Make an insect hotel for local native bee species! Timber insect hotels are supplied as 5 piece building blocks that connect together. Each child will enjoy the challenge of fitting the pieces together with a toy hammer to create a bee hotel. Please note there are no nails or small pieces used for this activity. We also provide fully constructed hotels for each child to fill with bamboo during Activity 6.

Six bee hotels per session are yours to keep!



Outcome 1: Children have a strong sense of Identity:

  • Children learn to interact in relation to others with care, empathy and respect

Outcome 2: Children are connected with and contribute to their world: 

  • Children become socially responsible and show respect for the environment

Outcome 3: Children have a strong sense of wellbeing:

  • Children take increasing responsibility for their own health and physical wellbeing

4: Children are confident and involved learners:

  • Children develop dispositions for learning such as curiosity, cooperation, confidence, creativity, commitment, enthusiasm, persistence, imagination and reflexivity

  • Children develop a range of skills and processes such as problem solving, enquiry, experimentation, hypothesising, researching and investigating

  • Children transfer and adapt what they have learned from one context to another

  • Children resource their own learning through connecting with people, place, technologies and natural and processed materials

Outcome 5: Children are effective communicators:

  • Children engage with a range of texts and gain meaning from these texts

  • Children begin to understand how symbols and pattern systems work




$1350 pp*
  • * Minimum $400 ($13.50 pp above 30 children)
  • 1 bee hotel per 5 children (to keep!)
  • 1 hour duration per session
  • Maximum 5 sessions per day
  • Travel costs may apply
  • Maximum 30 children/session


Instructions to make your own insect hotel from our kit

The Basic Buzz – A book about bees for teachers and students

Instructions to make your own insect hotel from scratch

Who is in my bee hotel?

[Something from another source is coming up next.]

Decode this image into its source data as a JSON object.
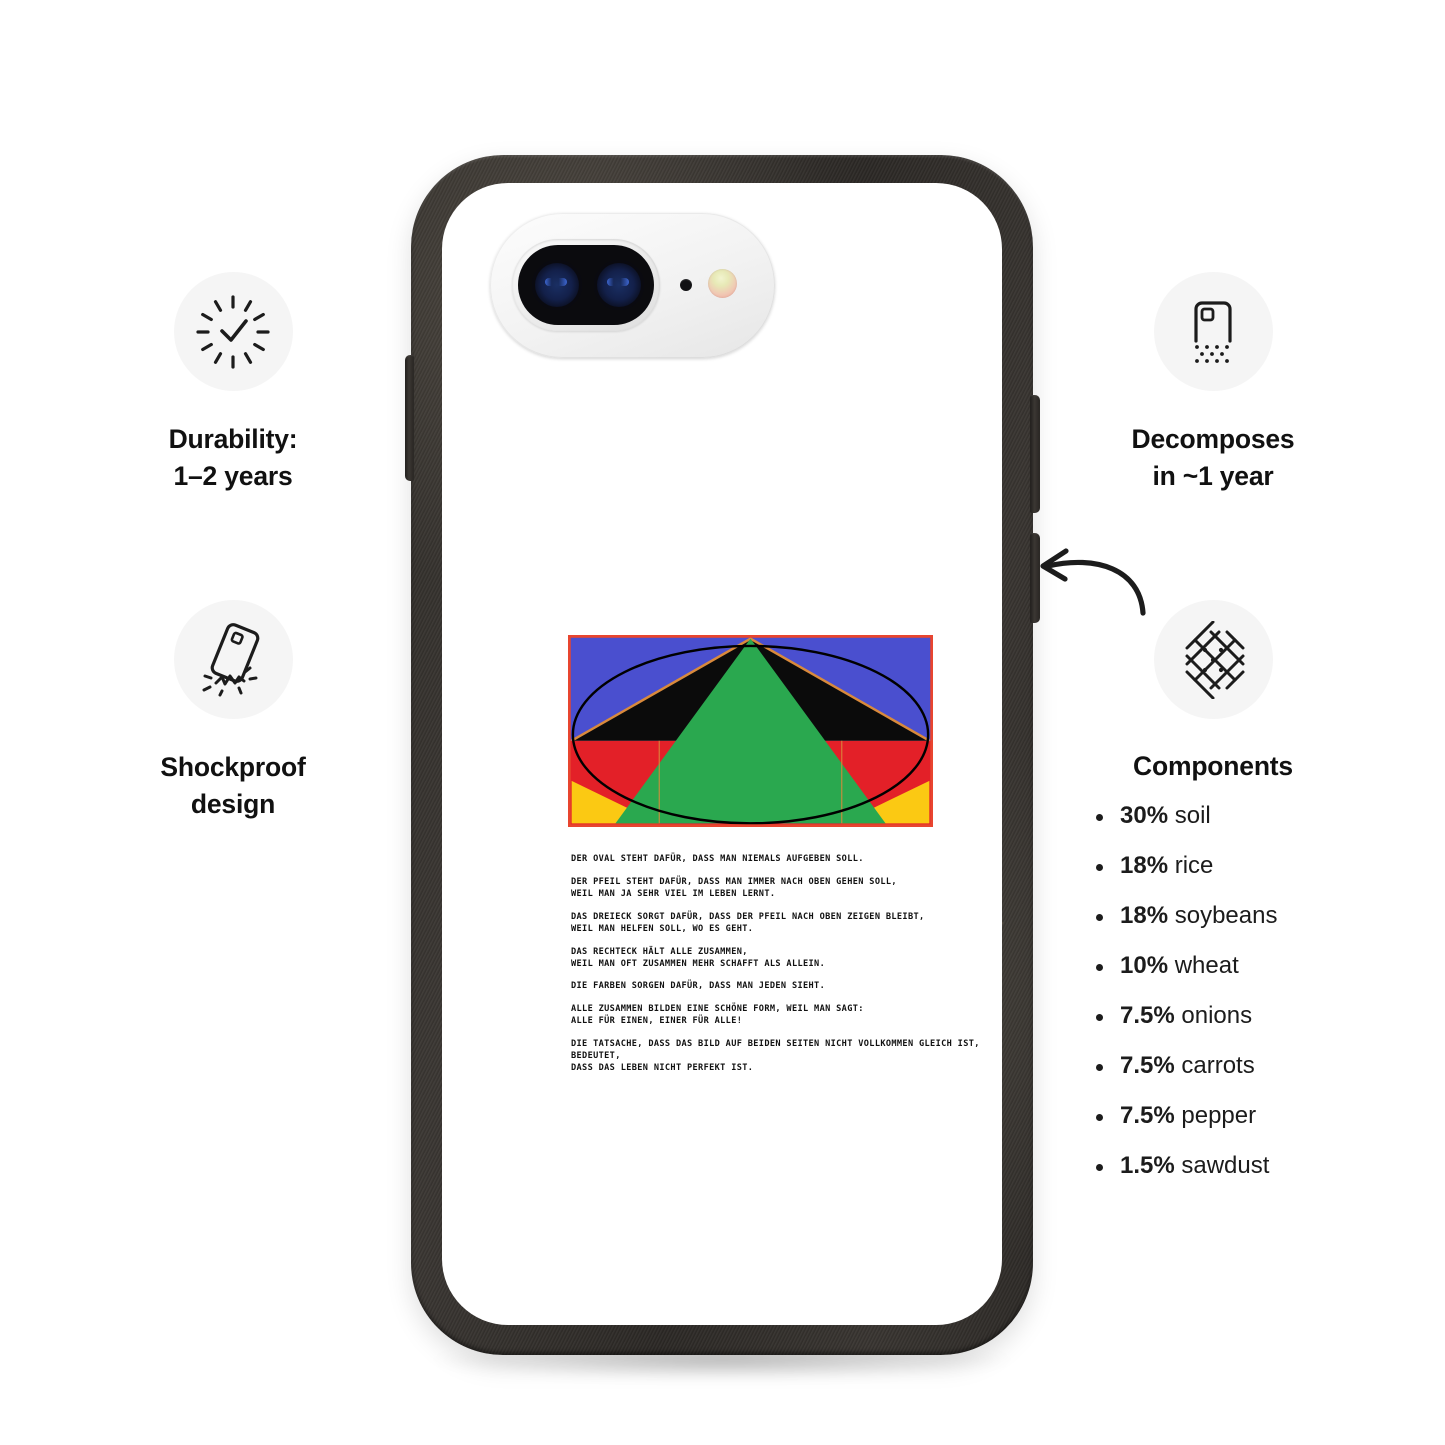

ID your guests

Bee in the know – instructions to install your insect hotel

Pollinator Survey – Pollinators in the school yard

Make your own mud brick for blue-banded bees

The Super Pollinators –  Super Puzzles


Paint it

Paint your hotel in non toxic (child friendly) floral coloured paint! Finish with eco-friendly lacquer – supplied to school workshops.

Watch It

Do not stand in the flight path of your bee guests – observe from the side

Most solitary bees have an annual cycle. Females’ lays eggs over summer then die. The young over-winter in the nest & hatch in spring – it may take several cycles for them to find your hotel. Other insects may like it too – it’s good habitat!

Many solitary bee species can sting you, however they are not aggressive and it is very rare for them to do so

Place It

Secure your B & B 1-2 m above ground where it receives morning sun, afternoon shade & minimal weather exposure. It can be undercover on a veranda, on a fence post or under a tree!

Report It

Monitor & report insect activity on the Questagame or iNaturalist app to build our knowledge about bee behaviour and distribution – it uploads to the Atlas of Living Australia.

Participate in bee surveys such as Pollinator Week.

Inspire others – Talk it up – add a story about your Super Pollinators project to our Facebook page.

Get Planting

Feed your bees! Flowers in different colours & shapes – exotics & local natives – something in flower all the time!

Ask your local community or council nursery about local plants for local fauna – very important to maintain plant host relationships for pollinators!

Download ‘Bee Friendly’ (resources and links page) for bee attracting plants

The closer your hotel to flowers, the less flight time required to collect pollen & nectar for the brood & the more eggs can be laid! More bees!

Leave some bare earth & dead wood for nesting.

Chemicals and pesticides can kill bees – BEE friendly!


Once the young emerge they will not reuse that cavity, so replace the content with bamboo, curled bark, pithy stems or drilled rounds for new uptake.

Different species seek different size holes – provide a range of 2-9 mm holes.

Make another hotel – salvaged untreated recycled hardwood is ideal. Build a box or reclaim a small drawer – get creative!